On March 14, 2019, CMS issued “Technical Corrections” to address errors in the 2019 Final Medicare Physician Fee Schedule (“MPFS”) published on November 23, 2018. One of these corrections addresses “incident to” billing by clinical staff, and has important implications for Remote Patient Monitoring under CPT Code 99457.
Having written a series of posts over the years addressing employment contracting from the physician perspective, one of our readers reached out to let us know that Nixon Law Group should, likewise, address physician/clinician employment contracting from the perspective of the healthcare employer. Considerations for Clinician Contracting – An Employer Perspective…
This Advisory Opinion demonstrates OIG’s willingness to remove barriers to adoption of healthcare technologies - such as lack of access to a smartphone - that may improve patient outcomes and reduce overall costs of care.
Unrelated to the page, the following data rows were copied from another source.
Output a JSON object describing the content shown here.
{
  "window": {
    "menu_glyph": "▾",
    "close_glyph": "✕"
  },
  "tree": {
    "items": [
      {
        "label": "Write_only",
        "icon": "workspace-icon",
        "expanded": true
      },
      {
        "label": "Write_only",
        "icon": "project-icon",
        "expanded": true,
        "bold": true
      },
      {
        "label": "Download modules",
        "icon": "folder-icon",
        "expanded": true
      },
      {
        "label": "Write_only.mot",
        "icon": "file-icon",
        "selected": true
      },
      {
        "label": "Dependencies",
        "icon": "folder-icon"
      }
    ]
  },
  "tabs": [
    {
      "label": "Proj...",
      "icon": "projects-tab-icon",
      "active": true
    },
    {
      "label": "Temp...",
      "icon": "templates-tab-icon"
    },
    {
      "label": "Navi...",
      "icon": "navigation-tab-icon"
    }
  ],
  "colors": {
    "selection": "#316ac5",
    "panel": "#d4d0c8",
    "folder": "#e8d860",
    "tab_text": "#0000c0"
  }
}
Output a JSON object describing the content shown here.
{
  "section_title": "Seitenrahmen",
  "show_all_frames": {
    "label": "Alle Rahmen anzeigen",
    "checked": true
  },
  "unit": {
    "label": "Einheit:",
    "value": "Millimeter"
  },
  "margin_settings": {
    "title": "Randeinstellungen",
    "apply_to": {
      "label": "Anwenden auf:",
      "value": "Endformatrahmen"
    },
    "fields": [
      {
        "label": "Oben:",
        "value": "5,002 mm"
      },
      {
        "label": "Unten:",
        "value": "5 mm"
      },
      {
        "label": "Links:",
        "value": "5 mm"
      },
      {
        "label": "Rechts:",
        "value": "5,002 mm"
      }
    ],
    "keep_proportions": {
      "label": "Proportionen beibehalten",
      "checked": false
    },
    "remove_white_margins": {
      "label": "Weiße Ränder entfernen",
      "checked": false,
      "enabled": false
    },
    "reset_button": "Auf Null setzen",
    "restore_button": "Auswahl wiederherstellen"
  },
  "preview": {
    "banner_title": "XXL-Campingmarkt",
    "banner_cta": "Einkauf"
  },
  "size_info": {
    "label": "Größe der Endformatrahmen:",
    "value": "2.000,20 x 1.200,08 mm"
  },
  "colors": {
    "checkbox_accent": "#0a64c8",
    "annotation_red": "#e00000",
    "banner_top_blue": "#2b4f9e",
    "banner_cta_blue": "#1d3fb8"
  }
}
Smart physicians are not immune from making highly regrettable mistakes when it comes to employment contracts. And unlike in medicine, you don't get the option of trying a new treatment plan if the first one doesn't work. Physicians are educated, and intellectually sophisticated. This means that, even though you weren’t trained to read legal contracts in medical school, courts expect that you have read and fully understand the terms of the contracts you sign. That means that, both during and even after your employment, you're stuck with the contract you sign, so make sure you avoid these common pitfalls.
On January 9, the 2019 General Assembly Session will convene, and there are several bills that are set to be introduced that may have an impact on Virginia healthcare providers. We will update this post with additional legislation as session progresses.
On December 12, 2018, Congress passed the 2018 Farm Bill (The “Agriculture Improvement Act of 2018” or the “Bill”), which includes provisions that exempt Cannabis plants with lower than 0.3% THC content (also called “Hemp”) from the Controlled Substances Act (CSA). Once signed into law, the Farm Bill effectively legalizes the production, commercialization, and interstate shipment and sale of hemp and hemp-derived products like cannabidiol or “CBD”. Each state (including Indian Tribes and U.S. Territories) will eventually be able to regulate hemp production like any other agricultural commodity, as long as the U.S. Department of Agriculture (USDA) approves its plan to monitor and regulate the plant’s production.
Beginning January 1, 2019, physicians and other Qualified Healthcare Providers (“QHCPs”) eligible to independently bill for E/M services can obtain standalone reimbursement for Interprofessional Internet Consultations using CPT Codes 99446-99449, 99451, and 99452.
The final 2019 Medicare Physician Fee Schedule (the “Rule”), released on November 1st, creates three new codes in the category of Chronic Care Remote Physiologic Monitoring (“CCRPM”) for (1) initial set-up and patient education, (2) initial device supply, and (3) monitoring data and interacting with patients or caregivers.
The final 2019 Medicare Physician Fee Schedule, released by CMS on November 1, 2018, includes a new code that physicians may use to bill for remote evaluation of images to determine whether or not an in-person office visit is necessary. Learn more about HCPCS Code G2010 and how it can be used in medical practices.
In its Final Rule for the 2019 Medicare Physician Fee Schedule released on Friday, CMS introduced a new code, HCPCS G2012, allowing physicians and other qualified healthcare professionals (“QHCPs”) to be reimbursed for “virtual check-ins” with patients who aren’t sure whether or not their symptoms warrant an in-office visit. Learn more about virtual check-ins and how they can be used by practices.
On September 27, 2018, the Department of Justice (“DOJ”) for the first time announced its own “road map” guiding voluntary self-disclosures and cooperation with government investigations of fraud and abuse in the healthcare industry. By encouraging self-disclosure, the government is incentivizing healthcare entities to come forward early with reports of violations in the hope of negotiating reasonable settlements, avoiding exclusion from Federal healthcare programs, and reducing the severe civil and criminal penalties that would otherwise be imposed for such violations.
“Do I really need a healthcare attorney? The Board is simply asking me to answer some questions and provide some documentation. Of course, a Board complaint is a big deal, but this part seems harmless/easy enough. I will just respond and tell them what happened, right?” The reality is that an effective response is not as straightforward as it may seem. Hiring a healthcare attorney to assist in the preparation of your response to a complaint investigation can improve your chances of resolving the complaint at the investigation stage, incidentally saving you money in the long run.